**Colorado Shakespeare Festival- 2004**
**Shakespeare’s Globe Theatre – 2011**
The play opens with Aegeon, a merchant of Syracuse, being arrested in Ephesus because of enmity between Ephesus and Syracuse. Aegeon tells Solinus, the Duke of Ephesus, his tale: he was shipwrecked many years ago while sailing with his wife, Aemilia, and two pairs of identical twins—their twin sons, both named Antipholus, and twin servants, both named Dromio. In the course of the storm, his wife, one of their sons, and one their servants, were lost.
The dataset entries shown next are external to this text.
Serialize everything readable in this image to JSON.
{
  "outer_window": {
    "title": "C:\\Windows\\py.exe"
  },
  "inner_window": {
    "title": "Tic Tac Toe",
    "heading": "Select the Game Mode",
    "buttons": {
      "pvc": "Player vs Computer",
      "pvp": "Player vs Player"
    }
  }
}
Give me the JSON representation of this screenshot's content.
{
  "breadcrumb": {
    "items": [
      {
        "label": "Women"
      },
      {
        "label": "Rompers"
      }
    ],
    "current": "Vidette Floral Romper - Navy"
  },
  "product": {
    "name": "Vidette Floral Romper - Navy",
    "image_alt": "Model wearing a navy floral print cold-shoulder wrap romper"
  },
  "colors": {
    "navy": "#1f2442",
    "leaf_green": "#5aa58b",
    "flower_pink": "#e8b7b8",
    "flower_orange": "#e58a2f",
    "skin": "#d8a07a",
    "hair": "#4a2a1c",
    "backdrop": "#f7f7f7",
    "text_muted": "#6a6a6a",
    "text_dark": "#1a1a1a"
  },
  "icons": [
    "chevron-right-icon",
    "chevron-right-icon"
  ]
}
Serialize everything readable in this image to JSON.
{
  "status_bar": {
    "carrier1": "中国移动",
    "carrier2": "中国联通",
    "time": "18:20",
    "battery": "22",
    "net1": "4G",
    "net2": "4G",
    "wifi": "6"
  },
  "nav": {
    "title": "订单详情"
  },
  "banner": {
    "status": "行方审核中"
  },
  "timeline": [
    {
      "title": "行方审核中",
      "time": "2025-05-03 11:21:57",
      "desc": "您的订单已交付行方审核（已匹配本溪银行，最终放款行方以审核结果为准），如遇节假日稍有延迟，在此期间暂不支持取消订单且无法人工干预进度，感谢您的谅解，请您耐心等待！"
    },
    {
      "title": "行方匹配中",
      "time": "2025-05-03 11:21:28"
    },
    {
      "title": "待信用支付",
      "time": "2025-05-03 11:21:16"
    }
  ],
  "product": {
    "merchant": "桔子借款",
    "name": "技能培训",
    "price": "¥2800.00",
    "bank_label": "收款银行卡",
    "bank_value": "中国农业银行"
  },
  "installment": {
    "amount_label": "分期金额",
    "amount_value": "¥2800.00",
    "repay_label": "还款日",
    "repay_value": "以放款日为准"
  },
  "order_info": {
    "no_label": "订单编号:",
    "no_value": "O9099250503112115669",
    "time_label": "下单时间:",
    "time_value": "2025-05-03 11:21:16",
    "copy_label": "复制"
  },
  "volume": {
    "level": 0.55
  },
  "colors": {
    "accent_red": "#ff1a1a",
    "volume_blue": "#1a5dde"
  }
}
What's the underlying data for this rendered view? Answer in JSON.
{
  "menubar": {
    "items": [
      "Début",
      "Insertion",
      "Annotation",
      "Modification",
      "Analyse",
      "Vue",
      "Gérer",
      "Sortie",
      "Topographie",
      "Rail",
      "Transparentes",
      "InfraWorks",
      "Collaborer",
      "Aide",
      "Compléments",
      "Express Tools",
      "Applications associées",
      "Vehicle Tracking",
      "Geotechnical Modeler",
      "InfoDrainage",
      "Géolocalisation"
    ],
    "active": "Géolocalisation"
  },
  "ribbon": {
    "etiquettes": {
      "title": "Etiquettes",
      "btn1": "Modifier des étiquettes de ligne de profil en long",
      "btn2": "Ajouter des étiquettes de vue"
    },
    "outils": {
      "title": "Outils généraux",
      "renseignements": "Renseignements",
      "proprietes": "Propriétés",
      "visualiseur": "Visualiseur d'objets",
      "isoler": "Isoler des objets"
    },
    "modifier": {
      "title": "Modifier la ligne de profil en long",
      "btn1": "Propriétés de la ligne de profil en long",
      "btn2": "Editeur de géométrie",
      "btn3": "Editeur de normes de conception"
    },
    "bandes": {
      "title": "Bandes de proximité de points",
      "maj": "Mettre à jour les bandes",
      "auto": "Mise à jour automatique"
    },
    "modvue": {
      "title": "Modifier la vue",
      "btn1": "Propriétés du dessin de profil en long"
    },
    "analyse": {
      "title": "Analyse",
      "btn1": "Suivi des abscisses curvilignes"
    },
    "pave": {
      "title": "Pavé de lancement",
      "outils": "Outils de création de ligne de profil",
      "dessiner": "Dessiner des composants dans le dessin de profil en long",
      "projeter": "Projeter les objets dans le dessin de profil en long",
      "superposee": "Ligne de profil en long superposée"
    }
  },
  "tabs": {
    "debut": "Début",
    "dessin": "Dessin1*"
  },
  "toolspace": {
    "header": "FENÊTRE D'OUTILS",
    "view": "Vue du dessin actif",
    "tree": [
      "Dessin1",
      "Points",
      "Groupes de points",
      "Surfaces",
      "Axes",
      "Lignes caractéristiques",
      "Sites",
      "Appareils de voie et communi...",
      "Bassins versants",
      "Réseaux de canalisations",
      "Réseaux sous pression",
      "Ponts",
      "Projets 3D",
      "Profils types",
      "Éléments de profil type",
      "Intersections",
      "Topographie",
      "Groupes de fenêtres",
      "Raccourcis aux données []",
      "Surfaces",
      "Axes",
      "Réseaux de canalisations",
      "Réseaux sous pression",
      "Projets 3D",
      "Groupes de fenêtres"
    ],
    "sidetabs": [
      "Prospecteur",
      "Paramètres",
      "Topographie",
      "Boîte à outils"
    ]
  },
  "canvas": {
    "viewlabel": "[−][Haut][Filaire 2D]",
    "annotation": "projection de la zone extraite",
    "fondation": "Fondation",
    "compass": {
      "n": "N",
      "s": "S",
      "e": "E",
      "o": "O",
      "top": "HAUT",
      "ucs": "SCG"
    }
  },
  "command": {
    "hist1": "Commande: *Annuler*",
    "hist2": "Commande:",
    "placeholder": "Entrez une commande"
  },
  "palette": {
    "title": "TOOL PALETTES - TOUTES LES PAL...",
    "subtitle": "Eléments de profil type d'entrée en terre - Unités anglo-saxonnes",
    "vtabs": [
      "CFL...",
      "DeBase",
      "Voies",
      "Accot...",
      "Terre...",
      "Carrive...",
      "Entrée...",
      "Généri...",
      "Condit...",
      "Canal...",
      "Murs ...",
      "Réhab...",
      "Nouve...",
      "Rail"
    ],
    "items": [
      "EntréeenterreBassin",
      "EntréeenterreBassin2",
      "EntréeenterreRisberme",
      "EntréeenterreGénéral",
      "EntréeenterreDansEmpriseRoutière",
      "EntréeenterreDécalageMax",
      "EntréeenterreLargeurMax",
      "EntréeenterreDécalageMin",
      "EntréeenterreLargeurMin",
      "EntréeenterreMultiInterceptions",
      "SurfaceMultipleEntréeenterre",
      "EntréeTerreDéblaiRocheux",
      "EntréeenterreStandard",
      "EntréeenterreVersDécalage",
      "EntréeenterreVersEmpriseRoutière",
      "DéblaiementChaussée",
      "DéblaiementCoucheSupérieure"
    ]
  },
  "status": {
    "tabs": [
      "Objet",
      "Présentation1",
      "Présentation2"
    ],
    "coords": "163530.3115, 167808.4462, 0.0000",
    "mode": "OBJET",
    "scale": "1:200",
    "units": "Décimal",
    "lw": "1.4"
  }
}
At eighteen, Aegeon had allowed the remaining Antipholus and Dromio to leave Syracuse for Ephesus to search for their long-lost twins, at which point both of them had disappeared as well. After five years, Aegeon had come to Ephesus to find them.
Solinus, moved by the old man’s tale, postpones Aegeon’s sentence; Aegeon has until nightfall to produce a ransom, or he will be put to death. At this point in the action, Antipholus of Syracuse arrives in Ephesus, and the farce commences as everyone—including the twins themselves—confuses the identities of the twins. Antipholus of Syracuse ends up invited to dinner at the home of Antipholus of Ephesus and dines with his twin’s wife, Adriana. Meanwhile, Angelo, a merchant, gives a gold chain commissioned by Antipholus of Ephesus to Antipholus of Syracuse by mistake, telling him he’ll come back later for payment. When Antipholus of Ephesus refuses to pay later on, Angelo has him arrested. All this time, Adriana and her sister, Luciana, are convinced that Antipholus and Dromio (of Ephesus) have gone mad, which leads them to forcibly restrain them and take them to a doctor.
Of course, when Adriana later encounters Antipholus and Dromio of Syracuse, she thinks they’ve escaped from the doctor. The pair from Syracuse are forced to flee into a nearby abbey for refuge. In the meantime, Antipholus and Dromio of Ephesus do escape from the doctor, and arrive to petition the Duke as Aegeon is being led to his death. In the midst of everyone trying to tell their varying accounts of the day, Antipholus and Dromio of Syracuse arrive with the abbess—who turns out to be Aemilia, Aegeon’s long-lost wife. The twins all sort out their stories in the presence of the Duke. In the end, Aegeon is released from his death sentence and reunited with his wife and sons, Antipholus of Syracuse is set to marry Luciana, and all has been put to right.
- Solinus, Duke of Ephesus
- Aegeon, a merchant of Syracuse
- Antipholus of Ephesus, Antipholus of Syracuse, twin brothers
- Dromio of Ephesus, Dromio of Syracuse, twin brothers and servants
- Balthasar, a merchant
- Angelo, a goldsmith
- Dr. Pinch, schoolmaster
- Aemilia, Abbess of Ephesus and Aegeon’s wife
- Adriana, wife of Antipholus of Ephesus
- Luce, her maid
- Luciana, sister of Adriana
- Two merchants
*Summary taken from the Shakespeare Resource Center